How do you explain your job to your mother?

I tell my mother that I’ve written a new book and somehow she finds a copy. I don’t have to explain much. If she realized word processing software had spell check she’d probably wonder why anyone needs a copy editor. Plus she might think witchcraft is involved so it’s a perfect “don’t ask, don’t tell” kind of situation.

How did you get started?

A friend and former colleague started the website,, which received a fair amount of attention, and he asked if I wanted to help him on a book. We wrote “Sweet Jesus, I Hate Bill O’Reilly” and followed that up with two more political satire books. Before that I wrote a humor column for about 10 years for a local alternative paper. I was also the editor and lead writer for that publication. Before that I wrote a humor column for my college newspaper.

What was your educational background? How did you get experience?

Eleven years of Catholic school instilled the required cynicism and bitterness. After that I took philosophy and journalism at various secular humanist state schools. It turned out to be way more education than was required for making fun of people’s physical appearance. Working on a college paper was great practical experience, even though I’d be afraid to look at anything I wrote beyond, say, five years ago.

What was your first job in the profession?

I was an editorial assistant at The Post-Crescent in Appleton, Wisconsin for a few years in the early ‘90s. I wrote business news briefs, did on-the-street interviews and took obituaries on Saturday nights which sadly was actually more of a social life than I have now.

What was your last project?

The last book I worked on was “The Brotherhood of the Disappearing Pants: A Field Guide to Conservative Sex Scandals.” It basically required culling a lot of information from various newspapers and then adding jokes where appropriate. We actually found more than 70 right-wing scandals that were salacious enough to be included.

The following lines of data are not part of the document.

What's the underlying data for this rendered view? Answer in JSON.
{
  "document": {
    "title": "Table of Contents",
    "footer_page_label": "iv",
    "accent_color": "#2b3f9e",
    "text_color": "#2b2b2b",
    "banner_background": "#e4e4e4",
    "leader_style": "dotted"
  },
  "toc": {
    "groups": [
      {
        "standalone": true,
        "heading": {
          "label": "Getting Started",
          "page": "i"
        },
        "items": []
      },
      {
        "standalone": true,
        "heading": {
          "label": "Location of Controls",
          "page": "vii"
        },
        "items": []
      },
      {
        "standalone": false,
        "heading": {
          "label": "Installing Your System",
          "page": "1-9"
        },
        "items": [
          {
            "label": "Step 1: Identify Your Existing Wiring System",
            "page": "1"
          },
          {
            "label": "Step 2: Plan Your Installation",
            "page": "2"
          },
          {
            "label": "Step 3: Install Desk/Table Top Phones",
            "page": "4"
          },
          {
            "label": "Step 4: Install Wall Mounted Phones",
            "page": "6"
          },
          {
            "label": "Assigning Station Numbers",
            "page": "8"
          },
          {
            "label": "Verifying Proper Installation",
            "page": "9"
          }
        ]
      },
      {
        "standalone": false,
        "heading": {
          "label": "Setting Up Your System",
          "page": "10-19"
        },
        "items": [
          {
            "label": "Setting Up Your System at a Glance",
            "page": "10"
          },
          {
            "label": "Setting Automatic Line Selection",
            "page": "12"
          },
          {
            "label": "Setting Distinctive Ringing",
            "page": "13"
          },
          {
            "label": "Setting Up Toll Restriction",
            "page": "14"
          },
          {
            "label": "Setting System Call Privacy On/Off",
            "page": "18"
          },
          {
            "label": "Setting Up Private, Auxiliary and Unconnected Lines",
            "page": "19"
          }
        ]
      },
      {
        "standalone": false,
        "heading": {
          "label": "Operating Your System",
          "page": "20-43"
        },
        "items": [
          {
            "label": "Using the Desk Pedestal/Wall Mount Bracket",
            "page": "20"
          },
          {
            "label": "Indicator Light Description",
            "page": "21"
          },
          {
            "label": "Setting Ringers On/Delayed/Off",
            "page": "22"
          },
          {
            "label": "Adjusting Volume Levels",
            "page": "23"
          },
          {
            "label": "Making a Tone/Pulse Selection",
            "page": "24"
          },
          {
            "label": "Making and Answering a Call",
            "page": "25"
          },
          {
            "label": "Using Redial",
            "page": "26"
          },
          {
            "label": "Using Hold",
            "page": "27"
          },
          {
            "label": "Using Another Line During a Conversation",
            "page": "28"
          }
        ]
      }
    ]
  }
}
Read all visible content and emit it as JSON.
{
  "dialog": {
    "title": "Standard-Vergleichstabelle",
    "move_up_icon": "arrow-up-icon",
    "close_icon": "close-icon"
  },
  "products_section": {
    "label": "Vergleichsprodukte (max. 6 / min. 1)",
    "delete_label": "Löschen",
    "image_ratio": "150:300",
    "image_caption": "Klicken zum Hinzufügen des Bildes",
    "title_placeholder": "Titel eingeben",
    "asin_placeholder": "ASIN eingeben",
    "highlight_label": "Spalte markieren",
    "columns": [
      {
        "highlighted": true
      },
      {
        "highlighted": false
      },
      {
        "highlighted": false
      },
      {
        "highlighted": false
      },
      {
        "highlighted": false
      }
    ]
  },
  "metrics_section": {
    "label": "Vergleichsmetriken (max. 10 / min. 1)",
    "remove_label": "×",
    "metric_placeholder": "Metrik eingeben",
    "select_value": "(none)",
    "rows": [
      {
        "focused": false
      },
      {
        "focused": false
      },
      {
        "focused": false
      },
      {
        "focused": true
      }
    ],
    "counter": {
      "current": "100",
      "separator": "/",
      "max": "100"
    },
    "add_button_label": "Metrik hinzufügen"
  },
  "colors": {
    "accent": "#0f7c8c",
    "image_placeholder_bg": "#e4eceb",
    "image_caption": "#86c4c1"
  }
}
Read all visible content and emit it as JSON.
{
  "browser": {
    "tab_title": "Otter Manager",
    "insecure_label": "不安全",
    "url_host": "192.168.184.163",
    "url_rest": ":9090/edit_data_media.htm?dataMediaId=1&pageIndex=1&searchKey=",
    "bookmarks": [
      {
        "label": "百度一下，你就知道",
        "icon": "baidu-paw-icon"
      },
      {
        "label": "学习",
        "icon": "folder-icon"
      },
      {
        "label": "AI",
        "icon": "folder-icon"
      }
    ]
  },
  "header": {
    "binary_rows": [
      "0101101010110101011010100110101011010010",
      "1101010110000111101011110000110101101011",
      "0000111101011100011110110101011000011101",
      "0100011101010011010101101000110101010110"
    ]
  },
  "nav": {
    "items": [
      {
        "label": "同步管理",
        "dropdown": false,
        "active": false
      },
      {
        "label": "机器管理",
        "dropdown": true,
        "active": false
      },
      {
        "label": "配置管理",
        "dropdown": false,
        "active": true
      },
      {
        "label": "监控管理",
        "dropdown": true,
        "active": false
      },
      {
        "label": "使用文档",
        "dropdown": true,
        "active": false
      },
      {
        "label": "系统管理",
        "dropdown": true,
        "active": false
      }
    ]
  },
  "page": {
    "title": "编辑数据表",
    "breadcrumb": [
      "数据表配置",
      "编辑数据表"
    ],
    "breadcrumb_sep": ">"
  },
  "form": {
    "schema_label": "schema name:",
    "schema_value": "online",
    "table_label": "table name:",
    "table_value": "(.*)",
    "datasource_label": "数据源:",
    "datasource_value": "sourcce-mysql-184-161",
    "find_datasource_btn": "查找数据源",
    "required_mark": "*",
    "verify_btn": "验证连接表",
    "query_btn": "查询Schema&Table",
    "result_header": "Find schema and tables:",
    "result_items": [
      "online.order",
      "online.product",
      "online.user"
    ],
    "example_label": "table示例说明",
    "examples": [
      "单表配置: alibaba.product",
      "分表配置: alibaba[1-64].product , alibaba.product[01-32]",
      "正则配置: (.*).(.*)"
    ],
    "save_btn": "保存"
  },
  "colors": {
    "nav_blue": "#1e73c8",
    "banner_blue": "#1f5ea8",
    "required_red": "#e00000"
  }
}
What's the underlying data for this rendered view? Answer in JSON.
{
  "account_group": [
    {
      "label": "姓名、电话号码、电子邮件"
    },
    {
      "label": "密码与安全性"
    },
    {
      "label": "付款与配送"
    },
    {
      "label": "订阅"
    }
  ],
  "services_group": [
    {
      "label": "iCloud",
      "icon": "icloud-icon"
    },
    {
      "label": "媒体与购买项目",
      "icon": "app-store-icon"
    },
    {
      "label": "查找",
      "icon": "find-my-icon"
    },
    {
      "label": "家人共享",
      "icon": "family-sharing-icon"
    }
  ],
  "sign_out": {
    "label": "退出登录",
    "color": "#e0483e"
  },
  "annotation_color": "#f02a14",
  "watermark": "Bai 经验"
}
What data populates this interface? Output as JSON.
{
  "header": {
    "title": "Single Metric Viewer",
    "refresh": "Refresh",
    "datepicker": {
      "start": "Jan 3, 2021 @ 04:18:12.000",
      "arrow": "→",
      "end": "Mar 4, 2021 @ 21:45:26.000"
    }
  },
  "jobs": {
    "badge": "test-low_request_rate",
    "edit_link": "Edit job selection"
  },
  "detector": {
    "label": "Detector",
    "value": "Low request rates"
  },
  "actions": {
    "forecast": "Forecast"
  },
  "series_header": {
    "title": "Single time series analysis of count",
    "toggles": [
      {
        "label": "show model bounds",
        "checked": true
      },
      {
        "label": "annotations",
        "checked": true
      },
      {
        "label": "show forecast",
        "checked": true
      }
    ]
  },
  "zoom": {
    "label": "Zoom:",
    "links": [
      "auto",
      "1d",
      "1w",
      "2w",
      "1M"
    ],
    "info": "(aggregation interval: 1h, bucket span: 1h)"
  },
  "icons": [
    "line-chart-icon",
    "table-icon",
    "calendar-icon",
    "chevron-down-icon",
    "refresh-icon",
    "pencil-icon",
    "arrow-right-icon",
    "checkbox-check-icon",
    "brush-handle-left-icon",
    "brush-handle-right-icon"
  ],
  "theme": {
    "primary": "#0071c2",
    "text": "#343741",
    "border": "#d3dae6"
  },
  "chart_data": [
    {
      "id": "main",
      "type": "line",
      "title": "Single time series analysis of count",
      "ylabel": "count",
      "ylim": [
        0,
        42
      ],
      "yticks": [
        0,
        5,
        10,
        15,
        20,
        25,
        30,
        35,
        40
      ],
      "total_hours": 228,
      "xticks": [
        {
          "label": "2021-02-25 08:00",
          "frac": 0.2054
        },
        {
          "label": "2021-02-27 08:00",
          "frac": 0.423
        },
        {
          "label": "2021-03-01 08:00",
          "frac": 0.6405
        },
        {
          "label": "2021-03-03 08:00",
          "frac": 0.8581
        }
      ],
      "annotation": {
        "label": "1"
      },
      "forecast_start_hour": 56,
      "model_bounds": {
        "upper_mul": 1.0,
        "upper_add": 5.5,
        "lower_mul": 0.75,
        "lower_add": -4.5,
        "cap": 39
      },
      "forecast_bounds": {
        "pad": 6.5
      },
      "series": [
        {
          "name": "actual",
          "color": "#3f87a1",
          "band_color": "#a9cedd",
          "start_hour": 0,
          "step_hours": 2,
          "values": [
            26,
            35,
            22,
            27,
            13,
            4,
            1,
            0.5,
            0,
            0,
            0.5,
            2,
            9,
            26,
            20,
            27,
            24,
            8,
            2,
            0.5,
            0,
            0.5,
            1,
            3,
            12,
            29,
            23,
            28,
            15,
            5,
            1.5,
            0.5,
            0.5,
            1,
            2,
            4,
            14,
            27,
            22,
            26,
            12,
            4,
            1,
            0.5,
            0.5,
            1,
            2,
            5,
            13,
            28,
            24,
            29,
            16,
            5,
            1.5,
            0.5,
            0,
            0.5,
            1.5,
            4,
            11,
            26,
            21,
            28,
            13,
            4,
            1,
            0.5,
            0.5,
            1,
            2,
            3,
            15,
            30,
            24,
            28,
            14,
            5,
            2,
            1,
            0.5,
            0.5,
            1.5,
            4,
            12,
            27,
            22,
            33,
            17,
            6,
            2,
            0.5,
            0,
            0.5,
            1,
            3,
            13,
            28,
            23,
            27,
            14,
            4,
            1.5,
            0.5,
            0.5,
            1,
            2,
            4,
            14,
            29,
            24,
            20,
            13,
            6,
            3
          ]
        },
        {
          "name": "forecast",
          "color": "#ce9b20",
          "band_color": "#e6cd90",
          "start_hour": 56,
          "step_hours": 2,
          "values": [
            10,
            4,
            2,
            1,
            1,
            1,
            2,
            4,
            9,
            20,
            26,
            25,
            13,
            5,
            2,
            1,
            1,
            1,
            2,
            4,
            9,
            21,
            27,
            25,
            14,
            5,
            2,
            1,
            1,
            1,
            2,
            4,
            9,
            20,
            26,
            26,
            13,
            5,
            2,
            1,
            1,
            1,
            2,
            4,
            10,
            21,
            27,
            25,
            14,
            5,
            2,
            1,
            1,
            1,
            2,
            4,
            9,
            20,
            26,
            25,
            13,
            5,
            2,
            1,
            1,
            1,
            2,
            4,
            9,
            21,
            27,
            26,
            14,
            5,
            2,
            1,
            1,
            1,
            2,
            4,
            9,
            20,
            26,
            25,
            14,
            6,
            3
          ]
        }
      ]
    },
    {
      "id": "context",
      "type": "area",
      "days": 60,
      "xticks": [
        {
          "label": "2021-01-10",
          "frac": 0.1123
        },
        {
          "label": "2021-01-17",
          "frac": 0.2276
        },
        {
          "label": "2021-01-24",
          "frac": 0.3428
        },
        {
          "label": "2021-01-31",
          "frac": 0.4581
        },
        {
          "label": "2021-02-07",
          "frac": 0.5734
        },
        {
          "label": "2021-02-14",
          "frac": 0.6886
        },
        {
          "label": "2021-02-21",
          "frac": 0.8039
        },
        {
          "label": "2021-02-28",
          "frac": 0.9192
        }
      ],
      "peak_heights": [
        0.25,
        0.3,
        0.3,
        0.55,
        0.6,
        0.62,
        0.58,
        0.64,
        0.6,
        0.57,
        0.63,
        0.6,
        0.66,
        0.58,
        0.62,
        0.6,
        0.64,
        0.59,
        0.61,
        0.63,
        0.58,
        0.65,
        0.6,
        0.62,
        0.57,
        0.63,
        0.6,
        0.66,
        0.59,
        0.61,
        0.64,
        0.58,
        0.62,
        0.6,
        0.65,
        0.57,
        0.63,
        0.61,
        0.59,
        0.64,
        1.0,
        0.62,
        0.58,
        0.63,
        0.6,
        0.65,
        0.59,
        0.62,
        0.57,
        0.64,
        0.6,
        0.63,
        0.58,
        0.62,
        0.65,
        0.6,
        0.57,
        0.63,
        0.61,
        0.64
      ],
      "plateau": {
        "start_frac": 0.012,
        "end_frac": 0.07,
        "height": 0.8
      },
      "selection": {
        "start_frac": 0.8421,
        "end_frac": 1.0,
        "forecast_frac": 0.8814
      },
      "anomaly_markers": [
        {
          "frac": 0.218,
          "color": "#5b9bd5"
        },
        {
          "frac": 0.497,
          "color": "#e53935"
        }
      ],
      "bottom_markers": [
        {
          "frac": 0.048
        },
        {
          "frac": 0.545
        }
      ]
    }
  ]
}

So conservatives excel not only in quality of perversion but also in quantity.

Describe a typical day (or week) in your life when you're working.

Stare at screen, make coffee, get up and walk around, curse self, check my e-mail, check website friend forwarded to me, look at website, look at other website the first website reminded me of, check e-mail again, get another cup of coffee, write something, repeat.

How do you sharpen your skills continually?

I read a lot and try to take as much work as I can. Editing is relaxing to me. Writing can be agonizing.

What advice do you give to those who want to join the profession?

Have your friend start a website making fun of an idiot. Hope Al Franken’s son finds it and tells his father. Be the only professional writer your friend knows.

A series of questions:

What motivates you most about your job? What do you hate about your job?

There really is a natural high that comes with getting into a creative flow that’s unlike anything else. It can be a singular joy — that is, if things really are flowing. If they’re not, that natural high can seem more like a horrible hangover.

Favorite job to date? Nightmare job that still haunts you?

I don’t think I’ve ever enjoyed anything more, from a professional standpoint at least, than working on our first book, “Sweet Jesus, I Hate Bill O’Reilly.” The remarkable thing is we did it more or less on faith. We didn’t have an agent or book deal until very late in the game. Every part of the process, from the initial concept stage to promotion (we appeared on Al Franken’s radio show and “Countdown with Keith Olbermann,” among other shows) was a thrill. Various jobs haunt me, but I don’t want to embarrass anyone. Actually, I love embarrassing people. I just don’t want to burn any bridges.

If you could go back in time and meet your pre-professional self, what would you tell him?

Tuck in your shirt.

What's your motto?

I don’t know. Probably something Latin-sounding. Maybe “sic semper tyrannis.” I just always liked the way it sounds. It also sort of fits Bill O’Reilly.